It’s never fun to make bogeys, but on this hole, 4 is not a terrible score.
Tee shot on No. 12
Blind shots are always a bit uncomfortable, and the tee shot on No. 12 fits the bill. From the tee box, you can see trees poking up from either side of the fairway and not much else. The only aim point players have is a rock in the ground at the top of the hill.
It’s absolutely crucial that you take your tee shot directly over that rock. If you don’t, your approach will be brutal. If you tug your shot left, the trees lining the fairway will block out any look at the green. And if you push it to the right, you’ll be left with a long shot into a green heavily fortified by bunkers.
There are quite a few awkward tee shots at LACC, but the blind shot at the 13th presents a unique challenge — especially once you realize the penalty for missing this fairway.
Any shot around the bunkers
True to form for a U.S. Open test, the rough around the bunkers is thick. The long grass is always a talking point at U.S. Opens, but the rough around the bunkers might be the most difficult to escape.
Instead of mowing down the edges of the bunkers so balls collect in the sand, the USGA opted to grow the shaggy stuff to the max. If your ball goes near a bunker, it won’t just roll in. And the shot you’re left with is much more dire.

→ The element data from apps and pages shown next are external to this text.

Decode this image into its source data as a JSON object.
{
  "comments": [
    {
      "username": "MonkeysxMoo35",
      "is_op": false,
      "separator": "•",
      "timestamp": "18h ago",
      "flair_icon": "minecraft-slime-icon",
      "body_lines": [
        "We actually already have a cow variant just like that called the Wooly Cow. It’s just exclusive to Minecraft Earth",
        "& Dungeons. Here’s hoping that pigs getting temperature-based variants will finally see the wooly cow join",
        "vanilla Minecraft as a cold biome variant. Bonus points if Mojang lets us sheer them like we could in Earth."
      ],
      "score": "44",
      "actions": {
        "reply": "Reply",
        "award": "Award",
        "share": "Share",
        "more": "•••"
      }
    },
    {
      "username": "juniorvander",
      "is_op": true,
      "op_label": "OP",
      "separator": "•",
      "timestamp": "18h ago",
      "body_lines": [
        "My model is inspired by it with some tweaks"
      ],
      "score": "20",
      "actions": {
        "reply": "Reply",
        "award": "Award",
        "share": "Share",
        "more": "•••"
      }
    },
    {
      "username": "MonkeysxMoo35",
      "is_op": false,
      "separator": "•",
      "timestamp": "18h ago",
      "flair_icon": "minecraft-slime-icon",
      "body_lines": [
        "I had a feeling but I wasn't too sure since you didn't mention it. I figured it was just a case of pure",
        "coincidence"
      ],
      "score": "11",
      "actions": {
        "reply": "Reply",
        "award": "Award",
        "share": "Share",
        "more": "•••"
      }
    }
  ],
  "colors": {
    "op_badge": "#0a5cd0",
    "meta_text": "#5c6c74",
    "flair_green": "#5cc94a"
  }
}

With long grass on the edges, balls will be stuck in awkward positions surrounding the sand. You’re rarely afforded a normal stance on these shots, and just getting the club on the ball is a challenge. Once you get in these positions, the best you can hope for is to take a hack and get it somewhere on the putting surface.
It’s not often you want your ball in the sand, but when balls fly near these bunkers, you’ll beg for it to end up in the sand. The alternative is much more difficult.